What power of the President did Clinton v City of New York end?

What power of the President did Clinton v City of New York end?

The Line Item Veto Act allowed the president to “cancel”, that is to void or legally nullify, certain provisions of appropriations bills, and disallowed the use of funds from canceled provisions for offsetting deficit spending in other areas.

What was the argument by the Supreme Court to deny line-item veto power to the President?

However, the United States Supreme Court ultimately held that the Line Item Veto Act was unconstitutional because it gave the President the power to rescind a portion of a bill as opposed to an entire bill, as he is authorized to do by article I, section 7 of the Constitution.

Why was the legislative veto declared unconstitutional?

The court held that the legislative veto was an exercise of Congress’ legislative authority and, therefore, was unconstitutional because the action was not approved by both houses of Congress and signed into law by the president.

When was the line item veto passed?

The bill was signed into law by President Bill Clinton on April 9, 1996.

What would be the effect of granting the President line-item veto power?

They argue that a line item veto would in effect allow the President to act as a legislator by granting him the power to rewrite portions of a bill and sign into law legislation that is significantly different from that which was passed by Congress.

Why does presidential power over his her cabinets decline over time?

Why does Presidential power over his/her cabinets decline over time? The cabinet has become rather large. Not to mention most cabinet members have limited areas of expertise and cannot contribute much to deliberations in policy areas they know little about.

Why is legislative veto important?

The veto allows the President to “check” the legislature by reviewing acts passed by Congress and blocking measures he finds unconstitutional, unjust, or unwise. Congress’s power to override the President’s veto forms a “balance” between the branches on the lawmaking power.

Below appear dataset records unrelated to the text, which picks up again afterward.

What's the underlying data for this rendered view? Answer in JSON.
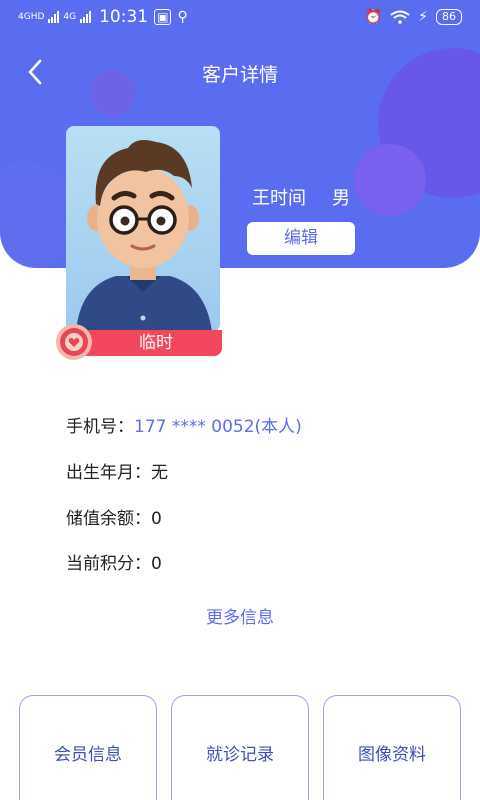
{
  "status_bar": {
    "network1": "4GHD",
    "network2": "4G",
    "time": "10:31",
    "battery": "86"
  },
  "header": {
    "title": "客户详情"
  },
  "profile": {
    "name": "王时间",
    "gender": "男",
    "edit_label": "编辑",
    "member_badge": "临时"
  },
  "info": {
    "phone_label": "手机号：",
    "phone_value": "177 **** 0052(本人)",
    "birth_label": "出生年月：",
    "birth_value": "无",
    "balance_label": "储值余额：",
    "balance_value": "0",
    "points_label": "当前积分：",
    "points_value": "0",
    "more_label": "更多信息"
  },
  "tiles": [
    {
      "label": "会员信息"
    },
    {
      "label": "就诊记录"
    },
    {
      "label": "图像资料"
    }
  ],
  "colors": {
    "accent": "#5a6cf0",
    "badge": "#f2475c"
  }
}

What is the legislative veto and why was it declared?

It is a provision whereby Congress passes a statute granting authority to the President and reserving for itself the ability to override, through simple majority vote, individual actions taken by the President pursuant to that authority. It has also been widely used by state governments.

Who won Clinton vs NY?

Clinton v. City of New York is a Supreme Court case that struck down the Line Item Veto Act because it gave the executive branch the unilateral authority to amend a law without having to go through the legislative process.

What would be the effect of granting the president line-item veto power?

What was the significance of the War Powers Act?

The War Powers Resolution of 1973 (also known as the War Powers Act) “is a congressional resolution designed to limit the U.S. president’s ability to initiate or escalate military actions abroad.” As part of our system of governmental “checks and balances,” the law aims to check the executive branch’s power when …

Why can no longer any president serve more than two terms even though FDR was elected four times?

Roosevelt was elected to an unprecedented fourth term as president. Now we know that Presidents may not seek more than two terms, so what let FDR serve for 13 years before he died in office in 1945? President George Washington famously refused to seek a third term in office.

What case ruled legislative veto unconstitutional?

The legislative veto was declared unconstitutional by the Supreme Court in INS v. Chadha, 462 U.S. 919 (1983).

Why was the veto created?

The Framers of the Constitution gave the President the power to veto acts of Congress to prevent the legislative branch from becoming too powerful. This is an illustration of the separation of powers integral to the U.S. Constitution.